EXPLAINED: Why are Czech teachers planning a walkout, and will schools close?

Disputes over wages and the 2024 state education budget have precipitated a planned nationwide strike on Nov. 27 in Czech primary and secondary schools.

Thomas Smith

Written by Thomas Smith Published on 08.11.2023 12:08:00 (updated on 11.11.2023) Reading time: 3 minutes

School unions representing teachers and other staff in Czechia’s primary and secondary schools, as well as kindergartens, have announced plans for an all-day strike on Monday, Nov. 27. Unions have told the press that strike action was the only means necessary to pressure the government into improving funding and wages for the education sector.

Vice-president of the Czech-Moravian Trade Union of Education Markéta Seidlová warns that, without adequate budgets, many primary and secondary schools will have to reduce teacher numbers starting next year. This could limit course offerings and services for students.

Why are school staff walking out?

It all boils down to pay. Not only are teachers frustrated with their salaries – primary school teachers earn about CZK 36,000 monthly (gross), which is less than the national average wage – but they are also frustrated with how little funding the education sector gets from the state.

Teachers, principals, and administrators across all levels of Czechia’s school system were paid an average gross monthly salary of CZK 48,200 in 2022 – a rise of less than 1 percent year on year.

Other school staff, such as cooks, janitors, and support staff, are also unhappy with their salaries. They criticize the proposed 2024 budget for education, which would in real terms decrease wages for non-teaching employees by 2 percent.

"If we can't find money for staff and the principal is forced to cut kitchen assistants’ pay, who will cook in school kitchens and what quality of food will the children have?” asked Seidlová.

Will schools close?

The planned teachers' strike is expected to significantly impact school operations across the Czech Republic on Nov. 27. While individual schools may be affected differently depending on staff participation levels during the strike, most are bracing for disruptions. Kindergartens have signaled strong support for the walkout, indicating widespread closures.

If the majority of staff at a school goes on strike, the principal will likely be forced to close the entire school for the day. If only some staff take part in the demonstration, schools will likely need to enlist substitute teachers for cover. 

Schools have said they will communicate with parents in the coming two weeks to provide all information necessary on whether they operate normally on Nov. 27. Unions have also promised to inform the public and parents on why the strike is necessary, and whether future walkouts will follow (organizers are calling the walkout a “warning strike” – more walkouts could follow if the government does not increase staff pay).

What is the government's response?

Amid a shortage of school teachers in Czechia, Education Minister Mikuláš Bek wants to avoid as much disruption as possible.
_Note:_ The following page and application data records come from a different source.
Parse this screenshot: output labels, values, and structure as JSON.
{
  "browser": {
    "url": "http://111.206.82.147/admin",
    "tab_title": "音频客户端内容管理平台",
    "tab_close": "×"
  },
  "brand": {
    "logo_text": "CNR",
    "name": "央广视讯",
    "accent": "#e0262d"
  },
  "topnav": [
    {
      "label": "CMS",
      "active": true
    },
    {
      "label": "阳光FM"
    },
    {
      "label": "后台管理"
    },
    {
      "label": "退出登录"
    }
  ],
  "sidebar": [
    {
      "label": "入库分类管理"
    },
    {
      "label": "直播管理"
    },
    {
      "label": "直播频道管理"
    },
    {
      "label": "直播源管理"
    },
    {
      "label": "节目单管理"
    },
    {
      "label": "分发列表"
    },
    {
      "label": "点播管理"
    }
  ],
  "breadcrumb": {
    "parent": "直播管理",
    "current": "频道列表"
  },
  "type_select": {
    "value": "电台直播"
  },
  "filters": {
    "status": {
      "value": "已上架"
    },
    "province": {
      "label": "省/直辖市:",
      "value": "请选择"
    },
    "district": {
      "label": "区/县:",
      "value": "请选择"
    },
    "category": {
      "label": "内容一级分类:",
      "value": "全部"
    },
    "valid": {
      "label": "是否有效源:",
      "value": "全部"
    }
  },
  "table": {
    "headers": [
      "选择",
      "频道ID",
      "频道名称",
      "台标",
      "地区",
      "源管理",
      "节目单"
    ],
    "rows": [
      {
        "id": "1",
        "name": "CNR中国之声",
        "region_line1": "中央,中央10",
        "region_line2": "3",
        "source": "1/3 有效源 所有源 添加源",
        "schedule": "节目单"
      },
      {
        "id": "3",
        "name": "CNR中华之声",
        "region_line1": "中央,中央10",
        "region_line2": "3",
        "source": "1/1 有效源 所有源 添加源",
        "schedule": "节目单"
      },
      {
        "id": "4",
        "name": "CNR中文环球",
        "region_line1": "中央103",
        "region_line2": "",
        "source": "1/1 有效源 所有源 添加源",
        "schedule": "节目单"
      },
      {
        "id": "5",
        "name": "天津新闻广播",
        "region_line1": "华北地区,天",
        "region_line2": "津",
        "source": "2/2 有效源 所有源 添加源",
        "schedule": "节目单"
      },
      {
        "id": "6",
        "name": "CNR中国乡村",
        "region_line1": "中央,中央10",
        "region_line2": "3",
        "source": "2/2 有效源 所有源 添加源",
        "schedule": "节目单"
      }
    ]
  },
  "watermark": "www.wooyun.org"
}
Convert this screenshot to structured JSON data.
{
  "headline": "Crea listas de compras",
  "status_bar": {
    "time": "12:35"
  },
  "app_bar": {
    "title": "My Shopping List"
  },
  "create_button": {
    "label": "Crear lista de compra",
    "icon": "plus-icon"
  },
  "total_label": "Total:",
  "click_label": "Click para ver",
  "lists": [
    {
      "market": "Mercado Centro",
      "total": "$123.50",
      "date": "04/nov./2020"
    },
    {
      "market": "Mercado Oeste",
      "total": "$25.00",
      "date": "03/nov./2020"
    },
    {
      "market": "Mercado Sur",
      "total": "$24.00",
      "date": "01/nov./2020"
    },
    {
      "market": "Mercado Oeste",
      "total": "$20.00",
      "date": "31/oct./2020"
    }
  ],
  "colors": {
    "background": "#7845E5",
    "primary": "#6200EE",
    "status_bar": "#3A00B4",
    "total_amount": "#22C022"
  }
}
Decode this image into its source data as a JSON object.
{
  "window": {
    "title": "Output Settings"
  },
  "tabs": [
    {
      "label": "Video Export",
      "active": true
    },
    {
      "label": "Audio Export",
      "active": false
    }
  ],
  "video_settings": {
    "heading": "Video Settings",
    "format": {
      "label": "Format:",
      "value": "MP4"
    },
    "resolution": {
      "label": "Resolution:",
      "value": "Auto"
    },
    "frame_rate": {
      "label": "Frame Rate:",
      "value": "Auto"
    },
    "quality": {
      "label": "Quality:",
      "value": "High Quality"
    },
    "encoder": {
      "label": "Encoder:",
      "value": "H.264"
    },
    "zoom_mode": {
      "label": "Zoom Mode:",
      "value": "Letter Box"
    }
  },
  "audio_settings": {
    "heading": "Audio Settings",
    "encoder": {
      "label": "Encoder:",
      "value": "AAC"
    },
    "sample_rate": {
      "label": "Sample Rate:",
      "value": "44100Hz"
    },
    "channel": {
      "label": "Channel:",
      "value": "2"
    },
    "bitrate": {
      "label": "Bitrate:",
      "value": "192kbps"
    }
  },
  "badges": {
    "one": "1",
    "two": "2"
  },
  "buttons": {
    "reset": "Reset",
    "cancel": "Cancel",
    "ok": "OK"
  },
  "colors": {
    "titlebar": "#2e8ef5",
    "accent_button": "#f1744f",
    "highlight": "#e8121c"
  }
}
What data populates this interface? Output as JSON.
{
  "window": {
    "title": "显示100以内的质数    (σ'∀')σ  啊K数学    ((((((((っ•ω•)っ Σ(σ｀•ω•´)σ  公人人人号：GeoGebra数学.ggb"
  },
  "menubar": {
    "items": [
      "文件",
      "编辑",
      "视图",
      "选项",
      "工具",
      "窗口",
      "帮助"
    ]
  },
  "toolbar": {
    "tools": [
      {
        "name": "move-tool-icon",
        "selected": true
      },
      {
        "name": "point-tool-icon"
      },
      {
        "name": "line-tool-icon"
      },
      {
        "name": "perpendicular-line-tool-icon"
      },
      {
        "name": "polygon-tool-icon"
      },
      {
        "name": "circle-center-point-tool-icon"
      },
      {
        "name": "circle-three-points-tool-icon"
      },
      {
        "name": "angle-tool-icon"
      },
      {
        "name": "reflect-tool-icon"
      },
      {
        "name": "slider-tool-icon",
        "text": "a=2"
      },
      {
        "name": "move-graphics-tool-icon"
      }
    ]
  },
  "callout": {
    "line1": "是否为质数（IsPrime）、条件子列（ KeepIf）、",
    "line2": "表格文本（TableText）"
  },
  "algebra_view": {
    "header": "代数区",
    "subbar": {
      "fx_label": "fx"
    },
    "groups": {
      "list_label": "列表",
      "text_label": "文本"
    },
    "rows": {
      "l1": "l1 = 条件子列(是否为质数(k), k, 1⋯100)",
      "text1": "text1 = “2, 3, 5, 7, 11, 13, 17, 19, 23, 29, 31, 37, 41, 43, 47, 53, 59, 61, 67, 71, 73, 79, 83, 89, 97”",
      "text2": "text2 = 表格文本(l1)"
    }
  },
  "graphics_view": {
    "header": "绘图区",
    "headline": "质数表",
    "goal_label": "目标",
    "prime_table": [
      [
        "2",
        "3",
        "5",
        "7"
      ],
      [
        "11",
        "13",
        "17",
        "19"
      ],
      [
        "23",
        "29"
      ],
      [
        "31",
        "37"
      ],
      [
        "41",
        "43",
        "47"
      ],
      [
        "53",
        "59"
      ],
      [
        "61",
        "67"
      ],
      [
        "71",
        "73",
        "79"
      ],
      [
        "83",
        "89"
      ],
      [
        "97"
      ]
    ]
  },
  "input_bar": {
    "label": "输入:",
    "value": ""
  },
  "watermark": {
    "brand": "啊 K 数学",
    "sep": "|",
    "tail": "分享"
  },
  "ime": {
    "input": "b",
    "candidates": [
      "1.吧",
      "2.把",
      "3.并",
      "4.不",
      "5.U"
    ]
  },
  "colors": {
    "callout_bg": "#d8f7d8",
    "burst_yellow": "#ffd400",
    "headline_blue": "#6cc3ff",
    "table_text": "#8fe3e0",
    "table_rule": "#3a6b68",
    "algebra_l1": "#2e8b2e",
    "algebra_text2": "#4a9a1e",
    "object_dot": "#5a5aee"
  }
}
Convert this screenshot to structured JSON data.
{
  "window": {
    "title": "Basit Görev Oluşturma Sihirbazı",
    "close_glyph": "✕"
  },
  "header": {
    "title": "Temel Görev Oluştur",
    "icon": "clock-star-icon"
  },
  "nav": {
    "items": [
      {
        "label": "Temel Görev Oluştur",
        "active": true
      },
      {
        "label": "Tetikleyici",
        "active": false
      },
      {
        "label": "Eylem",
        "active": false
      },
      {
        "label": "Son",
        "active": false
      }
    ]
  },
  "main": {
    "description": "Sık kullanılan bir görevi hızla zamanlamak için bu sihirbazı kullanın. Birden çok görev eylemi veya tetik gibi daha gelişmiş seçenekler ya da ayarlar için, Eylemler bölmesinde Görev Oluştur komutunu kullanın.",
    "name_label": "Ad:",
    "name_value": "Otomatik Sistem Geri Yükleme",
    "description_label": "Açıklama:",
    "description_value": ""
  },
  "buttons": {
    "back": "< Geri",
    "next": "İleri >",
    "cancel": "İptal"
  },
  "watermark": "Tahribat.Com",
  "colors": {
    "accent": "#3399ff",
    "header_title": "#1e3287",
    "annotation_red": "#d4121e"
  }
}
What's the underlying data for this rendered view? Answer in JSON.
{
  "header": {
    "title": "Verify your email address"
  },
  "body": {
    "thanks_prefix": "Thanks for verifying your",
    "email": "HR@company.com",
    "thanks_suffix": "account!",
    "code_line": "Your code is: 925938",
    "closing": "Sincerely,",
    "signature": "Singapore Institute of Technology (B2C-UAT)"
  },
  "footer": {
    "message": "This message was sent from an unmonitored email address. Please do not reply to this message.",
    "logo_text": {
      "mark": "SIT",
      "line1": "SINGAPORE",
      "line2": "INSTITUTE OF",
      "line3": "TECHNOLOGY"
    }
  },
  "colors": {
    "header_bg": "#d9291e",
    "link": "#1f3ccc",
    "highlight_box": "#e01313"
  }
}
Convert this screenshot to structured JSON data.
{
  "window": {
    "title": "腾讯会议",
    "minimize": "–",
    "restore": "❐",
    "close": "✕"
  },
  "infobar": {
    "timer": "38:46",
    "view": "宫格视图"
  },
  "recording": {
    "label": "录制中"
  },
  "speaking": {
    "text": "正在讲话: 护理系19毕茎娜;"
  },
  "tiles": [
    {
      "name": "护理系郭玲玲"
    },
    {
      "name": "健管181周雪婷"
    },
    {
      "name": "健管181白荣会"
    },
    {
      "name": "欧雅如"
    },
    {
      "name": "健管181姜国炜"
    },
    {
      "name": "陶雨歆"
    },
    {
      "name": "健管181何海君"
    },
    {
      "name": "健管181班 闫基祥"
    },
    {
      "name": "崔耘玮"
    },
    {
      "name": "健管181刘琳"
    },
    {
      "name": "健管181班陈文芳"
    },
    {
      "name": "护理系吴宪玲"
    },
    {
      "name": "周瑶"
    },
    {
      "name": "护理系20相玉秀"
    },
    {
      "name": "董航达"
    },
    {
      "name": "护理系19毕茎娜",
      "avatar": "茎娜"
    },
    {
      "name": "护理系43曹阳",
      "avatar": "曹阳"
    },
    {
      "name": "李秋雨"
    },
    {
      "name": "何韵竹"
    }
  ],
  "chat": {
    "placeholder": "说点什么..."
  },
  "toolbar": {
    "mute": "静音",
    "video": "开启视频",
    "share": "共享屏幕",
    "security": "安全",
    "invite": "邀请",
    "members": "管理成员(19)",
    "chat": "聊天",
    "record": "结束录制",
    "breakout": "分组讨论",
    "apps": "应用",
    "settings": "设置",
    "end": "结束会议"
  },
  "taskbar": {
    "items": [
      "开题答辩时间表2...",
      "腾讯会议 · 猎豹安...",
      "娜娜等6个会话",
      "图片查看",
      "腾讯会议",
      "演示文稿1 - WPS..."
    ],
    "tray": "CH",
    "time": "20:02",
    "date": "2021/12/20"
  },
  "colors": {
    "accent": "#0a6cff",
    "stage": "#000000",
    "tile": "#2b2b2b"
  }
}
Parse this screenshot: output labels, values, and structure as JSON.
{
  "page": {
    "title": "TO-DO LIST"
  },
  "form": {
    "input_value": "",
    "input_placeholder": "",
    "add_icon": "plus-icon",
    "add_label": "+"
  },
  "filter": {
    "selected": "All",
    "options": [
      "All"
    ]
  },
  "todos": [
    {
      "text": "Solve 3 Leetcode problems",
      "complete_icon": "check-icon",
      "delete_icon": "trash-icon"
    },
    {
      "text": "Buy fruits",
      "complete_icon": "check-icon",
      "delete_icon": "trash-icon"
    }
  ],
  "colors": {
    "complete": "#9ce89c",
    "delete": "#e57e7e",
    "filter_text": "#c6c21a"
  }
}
He emphasized that the 2024 education budget allocates more money year on year – to the tune of CZK 4 billion extra – and promises that the government will stick to its previous plan of paying teachers at least 130 percent of Czechia’s average monthly wage. He has committed to further discussions with union representatives to help call off the strike.

Minister of Labor Marian Jurečka has said that he does not understand the reasons for the strike – given the government’s intention to increase the education budget – and has named the strike unnecessary.


  • Zuzana Růžičková (Seznam Médium): Růžičková, a journalist with a focus on education, says: “The fact that teachers' salaries are slowly sliding down is of course the state’s fault. We will have to wait and see how unions and the government agree.” She notes that negotiations are often down to the final minute, increasing uncertainty on whether the Nov. 27 strike will go ahead. She also refers to a similar 2019 protest, which she believes helped cause a substantial pay rise for teachers in 2020.
  • Radek Štěpán (ePeníze.cz): Štěpán, a teacher writing for Peníze.cz, says: “The strike will not solve anything at all. The Education Ministry simply won't get the money [to pay teachers] and there is no near-term chance that teachers will get their ‘guaranteed’ salary increase.” He also commented that, with its funding cuts in the last decade, the government has forced schools to lay teachers off.
Would you like us to write about your business? Find out more